Giving people a reason to shop regularly at the store is a win-win for both customer and retailer, but Paul doesn’t want to lose custom once the greenhouse has been paid for, so he has come up with a plan of his own. “I’m in talks with the school about parents opening credit accounts in our shop and, in return, I’ll give a percentage of what they spend straight back to the school.”
Because it is a big commitment, Paul has been careful to look at the figures to see what he can afford to give.
“I need to see how many parents there are and then work out if all the parents did a regular main shop at our store how much it would make. If we have 400 families each spending £100 a week with us, that’s £40,000. We usually make 20% profit, so we could afford to give 5% to the school. That will mean we’re giving the school £2,000 a week.”
He explains that while quite a few parents use Fisher’s for top-up shops, it would make a significant return if they were to increase this to a full shop. “If we can guarantee them coming to our store, we’ll make a decent profit and it will help us to survive when the new Tesco near us opens.”
Ethnic foods store Divine Tropical Food in Luton, Bedfordshire, has also realised the potential to make money by bonding with local schools. “I have contacted the local school about coming in and doing a presentation for the kids and their parents,” says owner Charles Osadinizu. “It’s a very multicultural school, so they celebrate all kinds of different religious events, from Ramadan to Diwali. We specialise in African foods, so they have suggested that we come in and run a tasting session during Black History month. We’ll give a presentation to the children and their parents and show them a video of how different African dishes are made.”
Obviously, it’s great for the kids to learn about a different culture, but Charles is also hoping to make a healthy profit from the event. “After they have tasted the foods and found out the ingredients, parents will have the opportunity to order the produce. We should get quite a few orders. The session will cost us about £500 and I’d expect to get a return of 20-30%.”

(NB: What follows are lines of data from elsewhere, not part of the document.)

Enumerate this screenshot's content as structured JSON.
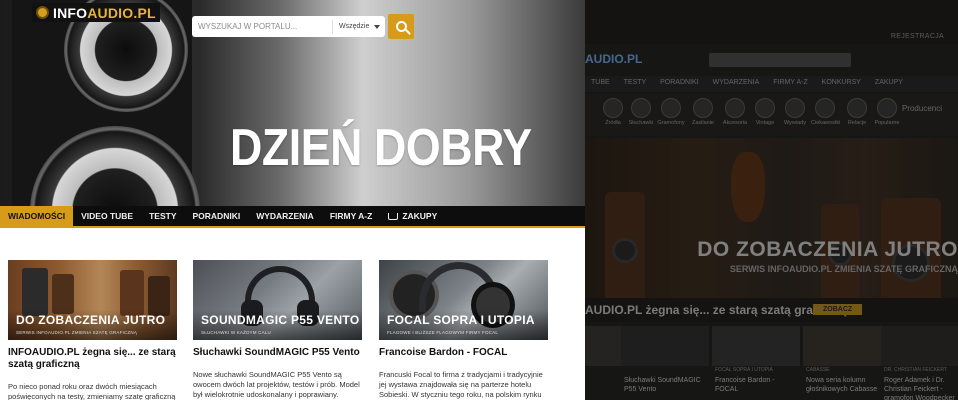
{
  "old_site": {
    "top_link": "REJESTRACJA",
    "logo_text": "AUDIO.PL",
    "nav_items": [
      "TUBE",
      "TESTY",
      "PORADNIKI",
      "WYDARZENIA",
      "FIRMY A-Z",
      "KONKURSY",
      "ZAKUPY"
    ],
    "categories": [
      "Źródła",
      "Słuchawki",
      "Gramofony",
      "Zasilanie",
      "Akcesoria",
      "Vintage",
      "Wywiady",
      "Ciekawostki",
      "Relacje",
      "Popularne"
    ],
    "producers_label": "Producenci",
    "hero_title": "DO ZOBACZENIA JUTRO",
    "hero_subtitle": "SERWIS INFOAUDIO.PL ZMIENIA SZATĘ GRAFICZNĄ",
    "headline": "AUDIO.PL żegna się... ze starą szatą graficzną",
    "see_button": "ZOBACZ",
    "thumbs": [
      {
        "caption": "",
        "label": ""
      },
      {
        "caption": "",
        "label": "Słuchawki SoundMAGIC P55 Vento"
      },
      {
        "caption": "FOCAL SOPRA I UTOPIA",
        "label": "Francoise Bardon - FOCAL"
      },
      {
        "caption": "CABASSE",
        "label": "Nowa seria kolumn głośnikowych Cabasse"
      },
      {
        "caption": "DR. CHRISTIAN FEICKERT",
        "label": "Roger Adamek i Dr. Christian Feickert - gramofon Woodpecker"
      }
    ]
  },
  "new_site": {
    "logo": {
      "part1": "INFO",
      "part2": "AUDIO.PL"
    },
    "search": {
      "placeholder": "WYSZUKAJ W PORTALU...",
      "scope": "Wszędzie"
    },
    "greeting": "DZIEŃ DOBRY",
    "nav": [
      "WIADOMOŚCI",
      "VIDEO TUBE",
      "TESTY",
      "PORADNIKI",
      "WYDARZENIA",
      "FIRMY A-Z",
      "ZAKUPY"
    ],
    "cards": [
      {
        "tag": "DO ZOBACZENIA JUTRO",
        "caption": "SERWIS INFOAUDIO.PL ZMIENIA SZATĘ GRAFICZNĄ",
        "title": "INFOAUDIO.PL żegna się... ze starą szatą graficzną",
        "text": "Po nieco ponad roku oraz dwóch miesiącach poświęconych na testy, zmieniamy szatę graficzną naszego portalu. Systematycznie dążymy do bycia"
      },
      {
        "tag": "SOUNDMAGIC P55 VENTO",
        "caption": "SŁUCHAWKI W KAŻDYM CALU",
        "title": "Słuchawki SoundMAGIC P55 Vento",
        "text": "Nowe słuchawki SoundMAGIC P55 Vento są owocem dwóch lat projektów, testów i prób. Model był wielokrotnie udoskonalany i poprawiany. Pozwolił to"
      },
      {
        "tag": "FOCAL SOPRA I UTOPIA",
        "caption": "FLAGOWE I BLIŻSZE FLAGOWYM FIRMY FOCAL",
        "title": "Francoise Bardon - FOCAL",
        "text": "Francuski Focal to firma z tradycjami i tradycyjnie jej wystawa znajdowała się na parterze hotelu Sobieski. W styczniu tego roku, na polskim rynku pojawił nowy"
      }
    ]
  }
}
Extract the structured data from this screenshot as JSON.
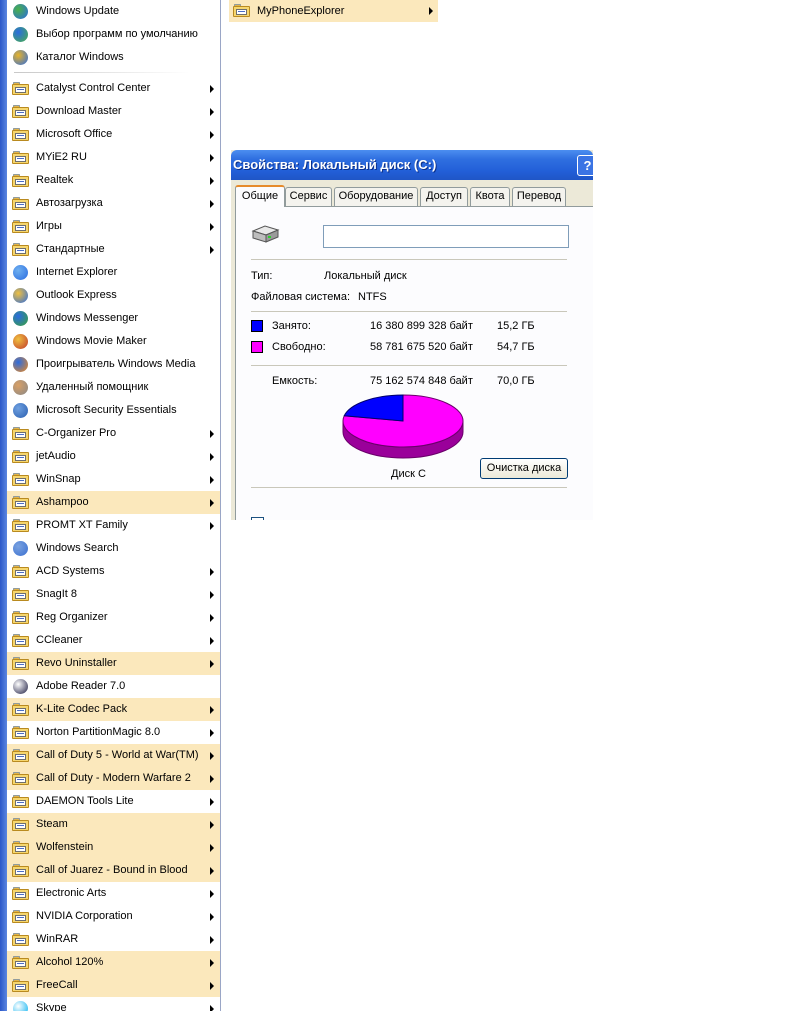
{
  "programs_menu": {
    "items": [
      {
        "label": "Windows Update",
        "icon": "windows-update-icon",
        "submenu": false,
        "highlighted": false
      },
      {
        "label": "Выбор программ по умолчанию",
        "icon": "default-programs-icon",
        "submenu": false,
        "highlighted": false
      },
      {
        "label": "Каталог Windows",
        "icon": "windows-catalog-icon",
        "submenu": false,
        "highlighted": false
      },
      {
        "label": "Catalyst Control Center",
        "icon": "folder-icon",
        "submenu": true,
        "highlighted": false
      },
      {
        "label": "Download Master",
        "icon": "folder-icon",
        "submenu": true,
        "highlighted": false
      },
      {
        "label": "Microsoft Office",
        "icon": "folder-icon",
        "submenu": true,
        "highlighted": false
      },
      {
        "label": "MYiE2 RU",
        "icon": "folder-icon",
        "submenu": true,
        "highlighted": false
      },
      {
        "label": "Realtek",
        "icon": "folder-icon",
        "submenu": true,
        "highlighted": false
      },
      {
        "label": "Автозагрузка",
        "icon": "folder-icon",
        "submenu": true,
        "highlighted": false
      },
      {
        "label": "Игры",
        "icon": "folder-icon",
        "submenu": true,
        "highlighted": false
      },
      {
        "label": "Стандартные",
        "icon": "folder-icon",
        "submenu": true,
        "highlighted": false
      },
      {
        "label": "Internet Explorer",
        "icon": "internet-explorer-icon",
        "submenu": false,
        "highlighted": false
      },
      {
        "label": "Outlook Express",
        "icon": "outlook-express-icon",
        "submenu": false,
        "highlighted": false
      },
      {
        "label": "Windows Messenger",
        "icon": "windows-messenger-icon",
        "submenu": false,
        "highlighted": false
      },
      {
        "label": "Windows Movie Maker",
        "icon": "movie-maker-icon",
        "submenu": false,
        "highlighted": false
      },
      {
        "label": "Проигрыватель Windows Media",
        "icon": "media-player-icon",
        "submenu": false,
        "highlighted": false
      },
      {
        "label": "Удаленный помощник",
        "icon": "remote-assistance-icon",
        "submenu": false,
        "highlighted": false
      },
      {
        "label": "Microsoft Security Essentials",
        "icon": "security-essentials-icon",
        "submenu": false,
        "highlighted": false
      },
      {
        "label": "C-Organizer Pro",
        "icon": "folder-icon",
        "submenu": true,
        "highlighted": false
      },
      {
        "label": "jetAudio",
        "icon": "folder-icon",
        "submenu": true,
        "highlighted": false
      },
      {
        "label": "WinSnap",
        "icon": "folder-icon",
        "submenu": true,
        "highlighted": false
      },
      {
        "label": "Ashampoo",
        "icon": "folder-icon",
        "submenu": true,
        "highlighted": true
      },
      {
        "label": "PROMT XT Family",
        "icon": "folder-icon",
        "submenu": true,
        "highlighted": false
      },
      {
        "label": "Windows Search",
        "icon": "windows-search-icon",
        "submenu": false,
        "highlighted": false
      },
      {
        "label": "ACD Systems",
        "icon": "folder-icon",
        "submenu": true,
        "highlighted": false
      },
      {
        "label": "SnagIt 8",
        "icon": "folder-icon",
        "submenu": true,
        "highlighted": false
      },
      {
        "label": "Reg Organizer",
        "icon": "folder-icon",
        "submenu": true,
        "highlighted": false
      },
      {
        "label": "CCleaner",
        "icon": "folder-icon",
        "submenu": true,
        "highlighted": false
      },
      {
        "label": "Revo Uninstaller",
        "icon": "folder-icon",
        "submenu": true,
        "highlighted": true
      },
      {
        "label": "Adobe Reader 7.0",
        "icon": "adobe-reader-icon",
        "submenu": false,
        "highlighted": false
      },
      {
        "label": "K-Lite Codec Pack",
        "icon": "folder-icon",
        "submenu": true,
        "highlighted": true
      },
      {
        "label": "Norton PartitionMagic 8.0",
        "icon": "folder-icon",
        "submenu": true,
        "highlighted": false
      },
      {
        "label": "Call of Duty 5 - World at War(TM)",
        "icon": "folder-icon",
        "submenu": true,
        "highlighted": true
      },
      {
        "label": "Call of Duty - Modern Warfare 2",
        "icon": "folder-icon",
        "submenu": true,
        "highlighted": true
      },
      {
        "label": "DAEMON Tools Lite",
        "icon": "folder-icon",
        "submenu": true,
        "highlighted": false
      },
      {
        "label": "Steam",
        "icon": "folder-icon",
        "submenu": true,
        "highlighted": true
      },
      {
        "label": "Wolfenstein",
        "icon": "folder-icon",
        "submenu": true,
        "highlighted": true
      },
      {
        "label": "Call of Juarez - Bound in Blood",
        "icon": "folder-icon",
        "submenu": true,
        "highlighted": true
      },
      {
        "label": "Electronic Arts",
        "icon": "folder-icon",
        "submenu": true,
        "highlighted": false
      },
      {
        "label": "NVIDIA Corporation",
        "icon": "folder-icon",
        "submenu": true,
        "highlighted": false
      },
      {
        "label": "WinRAR",
        "icon": "folder-icon",
        "submenu": true,
        "highlighted": false
      },
      {
        "label": "Alcohol 120%",
        "icon": "folder-icon",
        "submenu": true,
        "highlighted": true
      },
      {
        "label": "FreeCall",
        "icon": "folder-icon",
        "submenu": true,
        "highlighted": true
      },
      {
        "label": "Skype",
        "icon": "skype-icon",
        "submenu": true,
        "highlighted": false
      }
    ]
  },
  "submenu": {
    "label": "MyPhoneExplorer",
    "icon": "folder-icon"
  },
  "dialog": {
    "title": "Свойства: Локальный диск (C:)",
    "help": "?",
    "tabs": [
      "Общие",
      "Сервис",
      "Оборудование",
      "Доступ",
      "Квота",
      "Перевод"
    ],
    "active_tab": "Общие",
    "label_value": "",
    "type_label": "Тип:",
    "type_value": "Локальный диск",
    "fs_label": "Файловая система:",
    "fs_value": "NTFS",
    "used": {
      "label": "Занято:",
      "bytes": "16 380 899 328 байт",
      "size": "15,2 ГБ",
      "color": "#0000ff"
    },
    "free": {
      "label": "Свободно:",
      "bytes": "58 781 675 520 байт",
      "size": "54,7 ГБ",
      "color": "#ff00ff"
    },
    "capacity": {
      "label": "Емкость:",
      "bytes": "75 162 574 848 байт",
      "size": "70,0 ГБ"
    },
    "disk_label": "Диск C",
    "cleanup_button": "Очистка диска",
    "used_fraction": 0.218
  }
}
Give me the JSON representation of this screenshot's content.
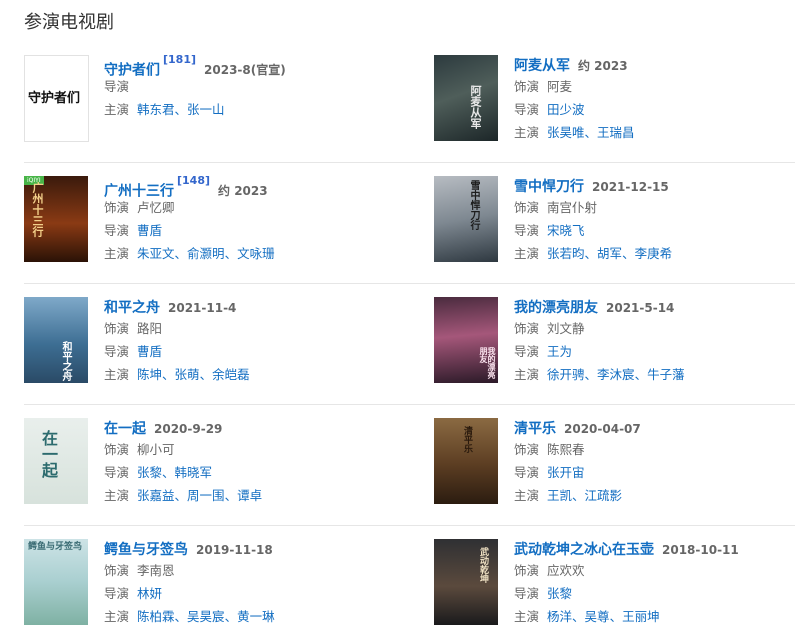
{
  "section_title": "参演电视剧",
  "labels": {
    "role": "饰演",
    "director": "导演",
    "cast": "主演",
    "sep": "、"
  },
  "cards": [
    {
      "title": "守护者们",
      "ref": "[181]",
      "date": "2023-8(官宣)",
      "role": "",
      "director": [],
      "cast": [
        "韩东君",
        "张一山"
      ],
      "poster_text": "守护者们"
    },
    {
      "title": "阿麦从军",
      "ref": "",
      "date": "约 2023",
      "role": "阿麦",
      "director": [
        "田少波"
      ],
      "cast": [
        "张昊唯",
        "王瑞昌"
      ],
      "poster_text": "阿麦从军"
    },
    {
      "title": "广州十三行",
      "ref": "[148]",
      "date": "约 2023",
      "role": "卢忆卿",
      "director": [
        "曹盾"
      ],
      "cast": [
        "朱亚文",
        "俞灏明",
        "文咏珊"
      ],
      "poster_text": "广州十三行",
      "poster_tag": "iQIYI"
    },
    {
      "title": "雪中悍刀行",
      "ref": "",
      "date": "2021-12-15",
      "role": "南宫仆射",
      "director": [
        "宋晓飞"
      ],
      "cast": [
        "张若昀",
        "胡军",
        "李庚希"
      ],
      "poster_text": "雪中悍刀行"
    },
    {
      "title": "和平之舟",
      "ref": "",
      "date": "2021-11-4",
      "role": "路阳",
      "director": [
        "曹盾"
      ],
      "cast": [
        "陈坤",
        "张萌",
        "余皑磊"
      ],
      "poster_text": "和平之舟"
    },
    {
      "title": "我的漂亮朋友",
      "ref": "",
      "date": "2021-5-14",
      "role": "刘文静",
      "director": [
        "王为"
      ],
      "cast": [
        "徐开骋",
        "李沐宸",
        "牛子藩"
      ],
      "poster_text": "我的漂亮朋友"
    },
    {
      "title": "在一起",
      "ref": "",
      "date": "2020-9-29",
      "role": "柳小可",
      "director": [
        "张黎",
        "韩晓军"
      ],
      "cast": [
        "张嘉益",
        "周一围",
        "谭卓"
      ],
      "poster_text": "在一起"
    },
    {
      "title": "清平乐",
      "ref": "",
      "date": "2020-04-07",
      "role": "陈熙春",
      "director": [
        "张开宙"
      ],
      "cast": [
        "王凯",
        "江疏影"
      ],
      "poster_text": "清平乐"
    },
    {
      "title": "鳄鱼与牙签鸟",
      "ref": "",
      "date": "2019-11-18",
      "role": "李南恩",
      "director": [
        "林妍"
      ],
      "cast": [
        "陈柏霖",
        "吴昊宸",
        "黄一琳"
      ],
      "poster_text": "鳄鱼与牙签鸟"
    },
    {
      "title": "武动乾坤之冰心在玉壶",
      "ref": "",
      "date": "2018-10-11",
      "role": "应欢欢",
      "director": [
        "张黎"
      ],
      "cast": [
        "杨洋",
        "吴尊",
        "王丽坤"
      ],
      "poster_text": "武动乾坤"
    }
  ]
}
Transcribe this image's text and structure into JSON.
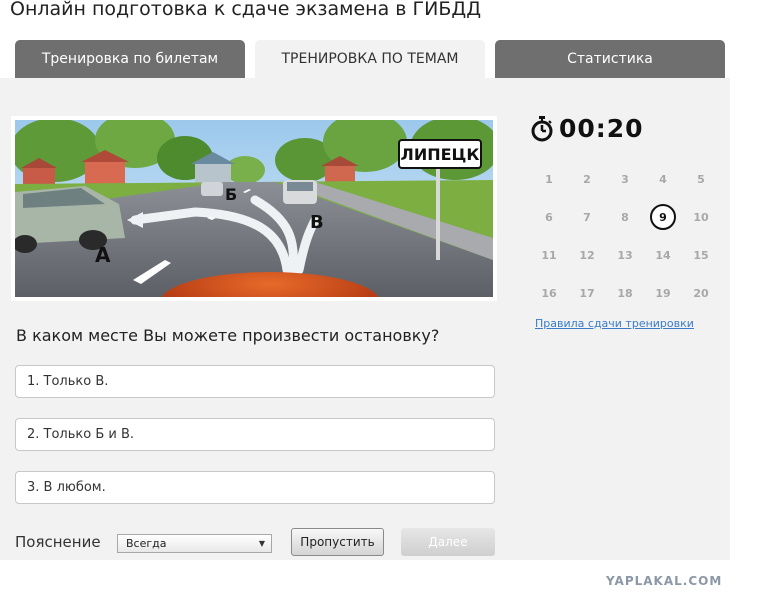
{
  "page": {
    "title": "Онлайн подготовка к сдаче экзамена в ГИБДД"
  },
  "tabs": [
    {
      "label": "Тренировка по билетам",
      "active": false
    },
    {
      "label": "ТРЕНИРОВКА ПО ТЕМАМ",
      "active": true
    },
    {
      "label": "Статистика",
      "active": false
    }
  ],
  "scene": {
    "sign_text": "ЛИПЕЦК",
    "labels": {
      "a": "А",
      "b": "Б",
      "v": "В"
    }
  },
  "question": {
    "text": "В каком месте Вы можете произвести остановку?"
  },
  "answers": [
    {
      "text": "1. Только В."
    },
    {
      "text": "2. Только Б и В."
    },
    {
      "text": "3. В любом."
    }
  ],
  "explanation": {
    "label": "Пояснение",
    "selected": "Всегда"
  },
  "buttons": {
    "skip": "Пропустить",
    "next": "Далее"
  },
  "timer": {
    "value": "00:20"
  },
  "grid": {
    "numbers": [
      "1",
      "2",
      "3",
      "4",
      "5",
      "6",
      "7",
      "8",
      "9",
      "10",
      "11",
      "12",
      "13",
      "14",
      "15",
      "16",
      "17",
      "18",
      "19",
      "20"
    ],
    "current": "9"
  },
  "rules_link": "Правила сдачи тренировки",
  "watermark": "YAPLAKAL.COM"
}
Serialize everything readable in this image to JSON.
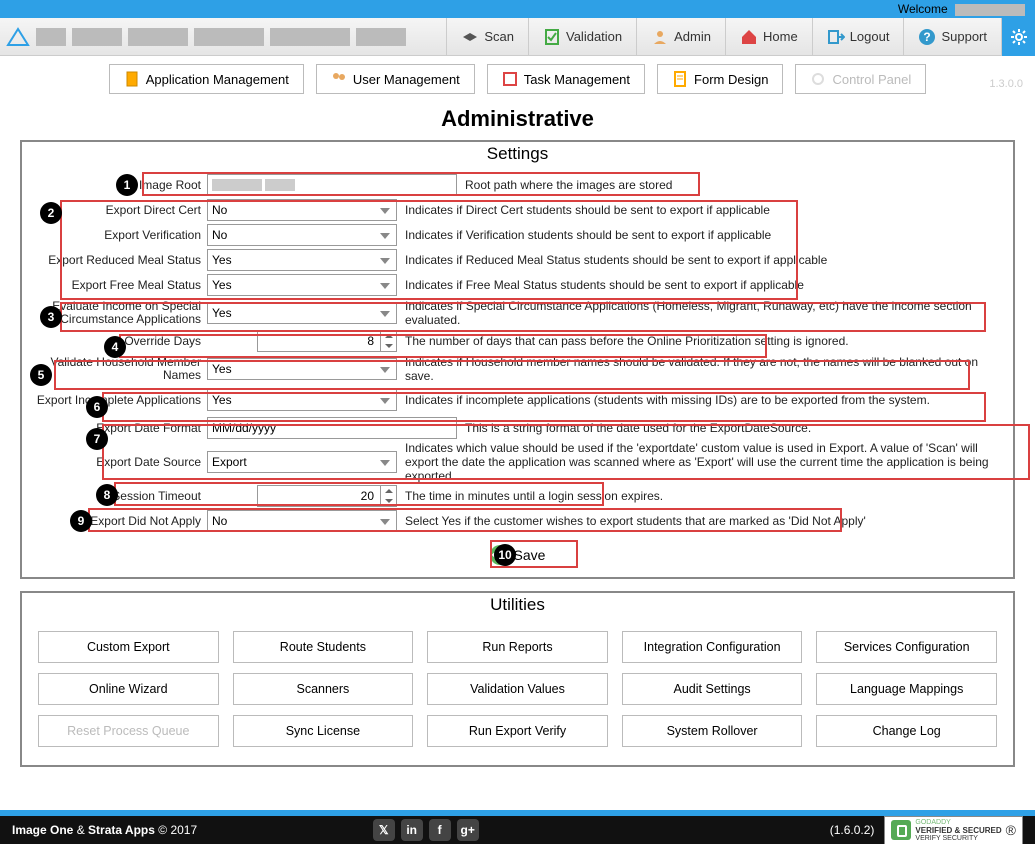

He adds: “There will also be the added benefit that once they have cooked with the produce they will hopefully come back for more.”
Turning a goodwill gesture into a money-spinner may involve investing a little more thought into your retail strategies, but it is well worth it if it means extra money in your pocket. And one thing’s for sure these nice guys definitely don’t finish last.